In the entries that follow, how many lines contain "icon"? Answer with the number only.

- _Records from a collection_

▬▬▬

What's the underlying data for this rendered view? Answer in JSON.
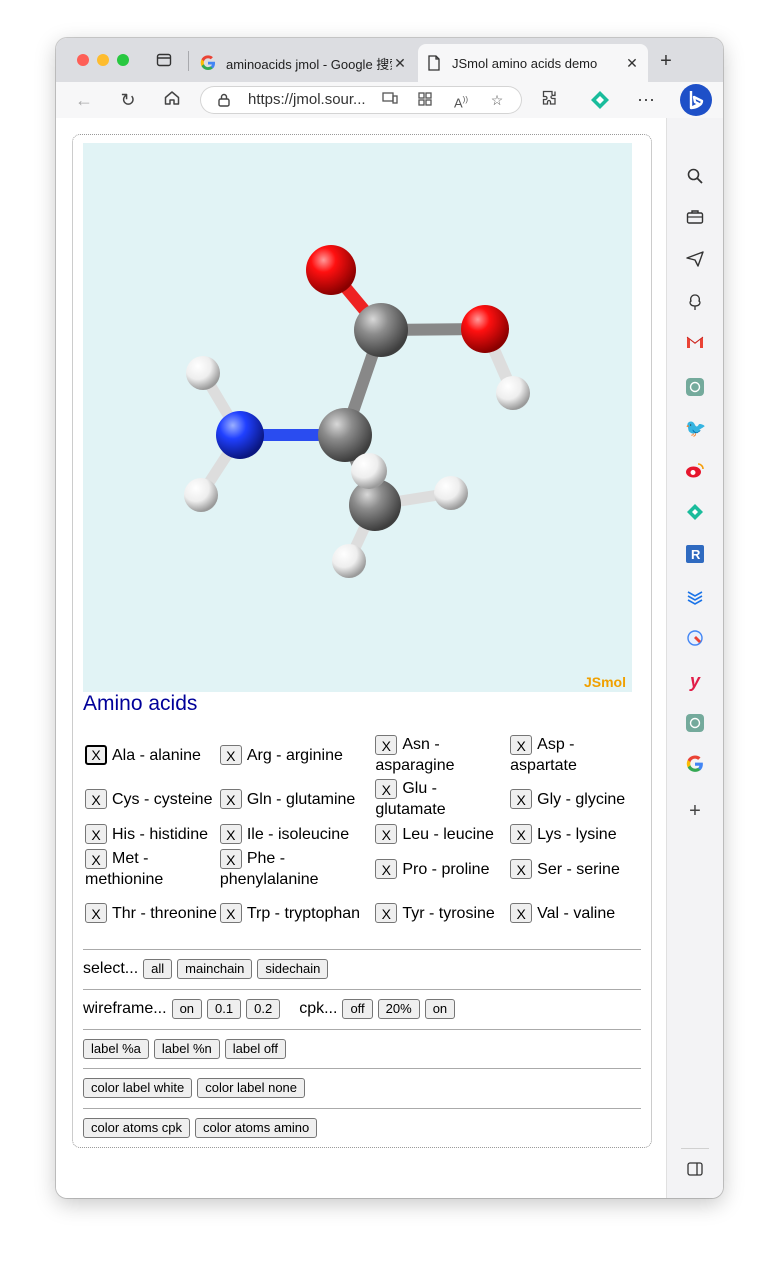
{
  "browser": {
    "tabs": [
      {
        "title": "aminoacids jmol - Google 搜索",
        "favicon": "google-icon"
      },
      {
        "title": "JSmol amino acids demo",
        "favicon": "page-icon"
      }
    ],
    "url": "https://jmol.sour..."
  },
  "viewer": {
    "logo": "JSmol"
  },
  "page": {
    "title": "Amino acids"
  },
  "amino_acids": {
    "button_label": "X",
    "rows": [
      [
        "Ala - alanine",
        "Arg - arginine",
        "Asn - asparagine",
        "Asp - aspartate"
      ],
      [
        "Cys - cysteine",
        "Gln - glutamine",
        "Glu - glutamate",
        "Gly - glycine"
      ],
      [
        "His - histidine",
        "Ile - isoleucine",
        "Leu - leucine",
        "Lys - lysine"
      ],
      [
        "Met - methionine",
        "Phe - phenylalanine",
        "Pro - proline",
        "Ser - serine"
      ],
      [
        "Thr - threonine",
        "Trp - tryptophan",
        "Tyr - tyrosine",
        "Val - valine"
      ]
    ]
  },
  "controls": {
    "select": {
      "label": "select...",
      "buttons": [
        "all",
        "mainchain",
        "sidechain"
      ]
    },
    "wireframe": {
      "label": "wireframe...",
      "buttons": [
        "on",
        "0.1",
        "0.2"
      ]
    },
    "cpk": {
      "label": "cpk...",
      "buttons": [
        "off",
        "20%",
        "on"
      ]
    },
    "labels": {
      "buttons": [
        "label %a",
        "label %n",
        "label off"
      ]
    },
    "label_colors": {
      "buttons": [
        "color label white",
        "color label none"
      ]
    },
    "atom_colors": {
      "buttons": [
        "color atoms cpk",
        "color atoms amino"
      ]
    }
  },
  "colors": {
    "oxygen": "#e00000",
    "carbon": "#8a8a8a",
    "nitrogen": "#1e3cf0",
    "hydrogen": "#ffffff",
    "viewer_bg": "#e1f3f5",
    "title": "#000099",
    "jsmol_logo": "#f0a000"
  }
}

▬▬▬

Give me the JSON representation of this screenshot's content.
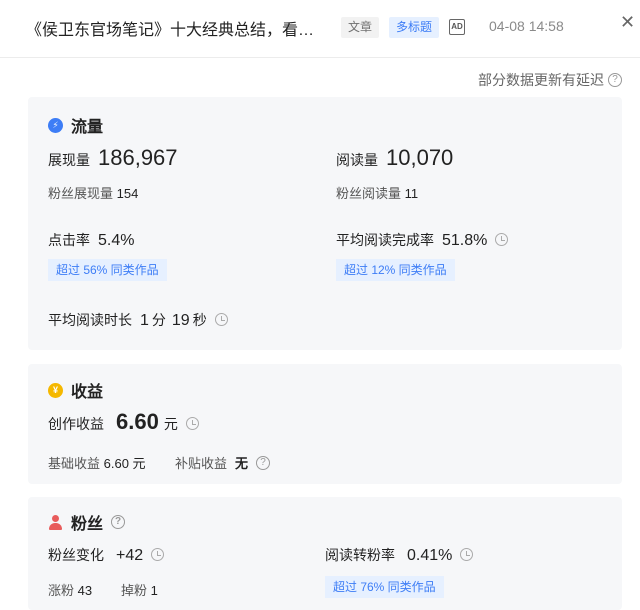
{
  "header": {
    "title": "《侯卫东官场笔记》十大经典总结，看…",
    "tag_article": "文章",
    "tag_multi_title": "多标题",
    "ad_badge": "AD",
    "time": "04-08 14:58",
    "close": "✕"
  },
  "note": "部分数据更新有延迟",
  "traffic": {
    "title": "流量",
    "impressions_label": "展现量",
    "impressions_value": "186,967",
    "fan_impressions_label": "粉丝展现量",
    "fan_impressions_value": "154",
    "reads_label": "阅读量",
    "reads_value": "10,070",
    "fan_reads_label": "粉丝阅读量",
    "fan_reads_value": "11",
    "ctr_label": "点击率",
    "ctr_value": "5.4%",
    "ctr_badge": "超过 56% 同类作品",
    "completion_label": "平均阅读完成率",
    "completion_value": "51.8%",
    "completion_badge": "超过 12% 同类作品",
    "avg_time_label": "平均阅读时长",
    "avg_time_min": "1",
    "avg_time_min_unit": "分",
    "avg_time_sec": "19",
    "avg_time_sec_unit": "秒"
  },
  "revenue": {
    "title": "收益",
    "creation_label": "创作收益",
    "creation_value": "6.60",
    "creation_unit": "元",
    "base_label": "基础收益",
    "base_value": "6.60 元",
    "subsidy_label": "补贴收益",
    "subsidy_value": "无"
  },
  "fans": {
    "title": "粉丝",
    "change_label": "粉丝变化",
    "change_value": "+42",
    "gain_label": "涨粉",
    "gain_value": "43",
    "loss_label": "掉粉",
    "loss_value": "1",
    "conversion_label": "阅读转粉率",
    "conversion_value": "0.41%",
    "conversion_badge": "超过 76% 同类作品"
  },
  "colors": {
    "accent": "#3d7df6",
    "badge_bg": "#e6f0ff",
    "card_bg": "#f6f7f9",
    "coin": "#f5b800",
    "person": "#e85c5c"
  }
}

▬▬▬

- _Final answer_
2